National Institute of Informatics - Digital Silk Road Project
Digital Archive of Toyo Bunko Rare Books

> > > >
Color New!IIIF Color HighRes Gray HighRes PDF   Japanese English
0392 Notes on Marco Polo : vol.1
Notes on Marco Polo : vol.1 / Page 392 (Color Image)

New!Citation Information

doi: 10.20676/00000246
Citation Format: Chicago | APA | Harvard | IEEE

OCR Text


376   161. CIORCIA

Finally, and without absolutely discarding the possibility of the form Lü-chên, I must say that it seems to me to be a very doubtful form and perhaps due merely to a bad blunder of the Ta-Chin kuo chih. The character a is not altogether unknown in Ch'i-tan transcrip-

tions; a place-name it   Chü-iü is mentioned in the Liao shih (116, 13 b) ; but it is of rare
occurrence. Now there is a sentence which in the Chin chih (copying the Ta-Chin kuo chih) reads : « The Ch'i• tan were afraid (Y~ k'ung) that the Nü-chên [might] make trouble » ( Tie; •k4. ; ~p Ch'i-tan k'ung Nü-chên wei huan), but, in the San-ch'ao pei-mêng hui-pien

(3, 2 a) , the original text is : « A-pao-chi was concerned (   lii) about [the fact that] the Nü-

chên [might] make trouble » (   ,fC- n , la Nü-chên wei huan), which becomes in Ma

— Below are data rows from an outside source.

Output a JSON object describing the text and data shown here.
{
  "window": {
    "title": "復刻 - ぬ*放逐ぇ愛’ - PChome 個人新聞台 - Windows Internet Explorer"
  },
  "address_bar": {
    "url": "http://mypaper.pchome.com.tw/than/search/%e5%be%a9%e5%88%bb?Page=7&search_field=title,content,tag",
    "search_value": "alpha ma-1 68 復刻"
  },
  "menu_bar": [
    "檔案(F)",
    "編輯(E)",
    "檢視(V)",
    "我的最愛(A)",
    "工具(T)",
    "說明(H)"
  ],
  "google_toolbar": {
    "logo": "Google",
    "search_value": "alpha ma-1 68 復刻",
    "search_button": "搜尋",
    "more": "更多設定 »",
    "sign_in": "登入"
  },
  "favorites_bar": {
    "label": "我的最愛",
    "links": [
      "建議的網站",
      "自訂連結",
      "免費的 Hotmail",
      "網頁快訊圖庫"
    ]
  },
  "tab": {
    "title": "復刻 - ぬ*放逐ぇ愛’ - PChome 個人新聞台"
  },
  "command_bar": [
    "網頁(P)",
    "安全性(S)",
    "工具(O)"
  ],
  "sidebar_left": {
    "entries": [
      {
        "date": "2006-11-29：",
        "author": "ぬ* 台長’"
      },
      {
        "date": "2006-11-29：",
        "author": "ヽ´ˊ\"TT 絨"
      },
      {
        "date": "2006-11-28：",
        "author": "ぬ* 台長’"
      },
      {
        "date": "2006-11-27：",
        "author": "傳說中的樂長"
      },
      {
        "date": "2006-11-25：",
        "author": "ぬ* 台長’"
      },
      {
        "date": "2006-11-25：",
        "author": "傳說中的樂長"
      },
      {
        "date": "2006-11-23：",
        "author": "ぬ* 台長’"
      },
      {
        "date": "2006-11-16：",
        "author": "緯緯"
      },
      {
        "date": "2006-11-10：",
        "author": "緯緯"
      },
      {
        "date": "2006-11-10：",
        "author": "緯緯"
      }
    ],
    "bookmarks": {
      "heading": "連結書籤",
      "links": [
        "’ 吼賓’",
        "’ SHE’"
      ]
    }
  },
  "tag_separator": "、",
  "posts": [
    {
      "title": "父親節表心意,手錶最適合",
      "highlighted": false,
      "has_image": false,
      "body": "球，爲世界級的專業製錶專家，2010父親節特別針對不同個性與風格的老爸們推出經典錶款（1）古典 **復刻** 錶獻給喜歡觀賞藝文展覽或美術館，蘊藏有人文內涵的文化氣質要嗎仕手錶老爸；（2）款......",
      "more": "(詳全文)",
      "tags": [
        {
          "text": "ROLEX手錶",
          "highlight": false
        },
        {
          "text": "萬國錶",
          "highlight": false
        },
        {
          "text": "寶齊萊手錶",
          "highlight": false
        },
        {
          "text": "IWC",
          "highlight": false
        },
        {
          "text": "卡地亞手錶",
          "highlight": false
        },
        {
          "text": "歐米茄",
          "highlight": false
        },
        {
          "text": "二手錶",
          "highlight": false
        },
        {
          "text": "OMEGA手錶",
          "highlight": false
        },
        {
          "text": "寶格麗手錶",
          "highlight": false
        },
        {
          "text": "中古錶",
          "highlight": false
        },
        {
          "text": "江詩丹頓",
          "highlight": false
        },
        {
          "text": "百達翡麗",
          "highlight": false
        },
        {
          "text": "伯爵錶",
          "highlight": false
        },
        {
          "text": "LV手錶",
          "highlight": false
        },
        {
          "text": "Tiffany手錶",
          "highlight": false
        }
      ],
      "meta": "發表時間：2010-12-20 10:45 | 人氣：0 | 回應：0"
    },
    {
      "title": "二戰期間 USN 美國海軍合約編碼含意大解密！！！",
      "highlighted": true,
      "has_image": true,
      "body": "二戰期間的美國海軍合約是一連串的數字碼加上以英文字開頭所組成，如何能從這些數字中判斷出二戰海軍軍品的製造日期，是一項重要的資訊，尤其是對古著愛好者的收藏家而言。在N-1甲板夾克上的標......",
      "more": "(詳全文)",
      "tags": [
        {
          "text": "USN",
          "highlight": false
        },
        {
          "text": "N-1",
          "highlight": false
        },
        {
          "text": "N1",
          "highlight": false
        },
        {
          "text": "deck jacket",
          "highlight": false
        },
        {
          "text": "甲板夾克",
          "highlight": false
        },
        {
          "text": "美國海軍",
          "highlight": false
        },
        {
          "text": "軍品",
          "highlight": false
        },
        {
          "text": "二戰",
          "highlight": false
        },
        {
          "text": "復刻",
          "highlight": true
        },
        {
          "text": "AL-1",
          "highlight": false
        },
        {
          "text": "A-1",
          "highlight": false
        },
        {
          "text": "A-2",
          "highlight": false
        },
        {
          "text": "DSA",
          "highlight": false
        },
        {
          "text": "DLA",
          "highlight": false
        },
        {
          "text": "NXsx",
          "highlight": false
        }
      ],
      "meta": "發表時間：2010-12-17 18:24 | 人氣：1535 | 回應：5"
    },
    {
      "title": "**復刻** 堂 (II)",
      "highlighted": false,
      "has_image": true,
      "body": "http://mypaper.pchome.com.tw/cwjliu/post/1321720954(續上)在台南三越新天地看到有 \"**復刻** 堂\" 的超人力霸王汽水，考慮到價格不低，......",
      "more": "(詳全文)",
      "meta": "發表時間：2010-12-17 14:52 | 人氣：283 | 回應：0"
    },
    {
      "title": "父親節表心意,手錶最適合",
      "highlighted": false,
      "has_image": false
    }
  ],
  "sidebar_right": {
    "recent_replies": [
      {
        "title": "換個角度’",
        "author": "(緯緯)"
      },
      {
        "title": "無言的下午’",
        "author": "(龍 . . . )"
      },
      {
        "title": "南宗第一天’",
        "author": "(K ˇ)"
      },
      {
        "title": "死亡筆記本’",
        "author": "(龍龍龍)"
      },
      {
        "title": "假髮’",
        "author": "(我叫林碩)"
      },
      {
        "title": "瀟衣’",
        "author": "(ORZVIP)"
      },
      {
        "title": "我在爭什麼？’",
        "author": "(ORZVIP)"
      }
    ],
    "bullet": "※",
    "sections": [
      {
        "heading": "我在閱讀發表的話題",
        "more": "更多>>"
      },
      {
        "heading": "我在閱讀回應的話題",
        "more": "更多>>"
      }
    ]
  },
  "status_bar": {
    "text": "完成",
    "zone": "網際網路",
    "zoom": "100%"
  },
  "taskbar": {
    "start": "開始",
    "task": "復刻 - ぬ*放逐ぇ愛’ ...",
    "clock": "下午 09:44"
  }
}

Tuan-lin « A-pao-chi was concerned about [the fact that] they (i. e. the Nü-chên) [might] make trouble » (ra :it: ; ,gyp, lü ch'i wei huan). It looks as though it were this ra It lii ch'i which was misread ,t 4. la chên by the author of the Ta-Chin kuo chih, perhaps in some text already corrupt, and thus gave birth to his alternative name « Lü-chên » for the Nü-chên. This was then taken over by Ma Tuan-lin, who, owing to an additional mistake, specified that this name « Lü-chên » had been given to the Nü-chên by the Ch'i-tan. If, however, « Lii-chên » should unexpectedly turn out to be a genuine form, a last hypothesis might be suggested : Lü-chên could be an apheretic form of a more complete *Nü-Iii-chên < * Jurêen. Such aphereses are not unknown. I lay no stress on the names Ta-Chên = Ta [Nü-]chên and TungChên = Tung [Nü-]chên which will be mentioned in the last part of the present note, because they are half Chinese. But ancient names of the Nü-ku mu-li of the Ch'i-tan period (the present Sira-mürän; cf. infra, p. 379), like ti i41 +A Ju-lo-kuai (*Nzjwo-lâk-kuâi), which occurs also as « Lo-kuai », would provide an exact parallel to *Nii-lii-chên > Lii-chên (on the ancient names of the Sira-mürän, cf. SHIRATORI, Beiträge zur historischen Geographie der Mandschurei, Tokyo, 1914, I, 365). But, whatever the truth about « Lü-chên » may be, it must not be adduced to explain the « Longa » in Rubrouck's « Longa et Solanga », as has been suggested by ROCKHII.I. (Rubruck, 153; cf. iVy, I, 234).

The name Chu-li-chên, which occurs in the San-ch'ao pei-mêng hui-pien, the I-i mou Hsia lu, and the Ta-chin kuo chih is of course nothing but a transcription of *Jurêen; it was a bad mistake of Li Wên-t'ien, in his Commentary on the Secret History (7, 2 a), to have stated that both Chu-ii-chên and Nü-chên represented the name of the Mongol tribe Jirgin (occurring in the Secret History, § 170, 171, 185-187, 208). The opinion expressed in the San-ch'ao pei-mêng huipien that the Chu-li-chên, alias Nii-chên, were the descendants of Chu-mêng of Kao-li is also an error. Chu-mêng was the name of the traditional founder of the kingdom of Kao-li or Kao-kuli (Corea) just before the Christian era (cf. GIBERT, Dictionnaire, 429, 880). But the alleged connection between the names is fictitious, since it is based on the tacit assumption that the names are to be read *Chu Li-chên and *Chu Mêng, as though both began with the Chinese surname Chu; but both Chu-ii-chên and Chu-mêng are mere transcriptions of foreign names. The correct equivalence of Chu-li-chên with *Jurcen was given long ago by BRETSCHNEIDER (in JNCB, X [1876], 108; cf. also TERRIEN DE LACOUPERIE in JRAS, 1889, 437; Br, I, 224).

In the st   Têng-t'an pi-chiu, published in 1598, DEVtRIA found the name t 4,

Chu-êrh-ch'ih, rendered in Chinese (   Hai-hsi, « West of the Sea » (cf. Revue de l'Extrême-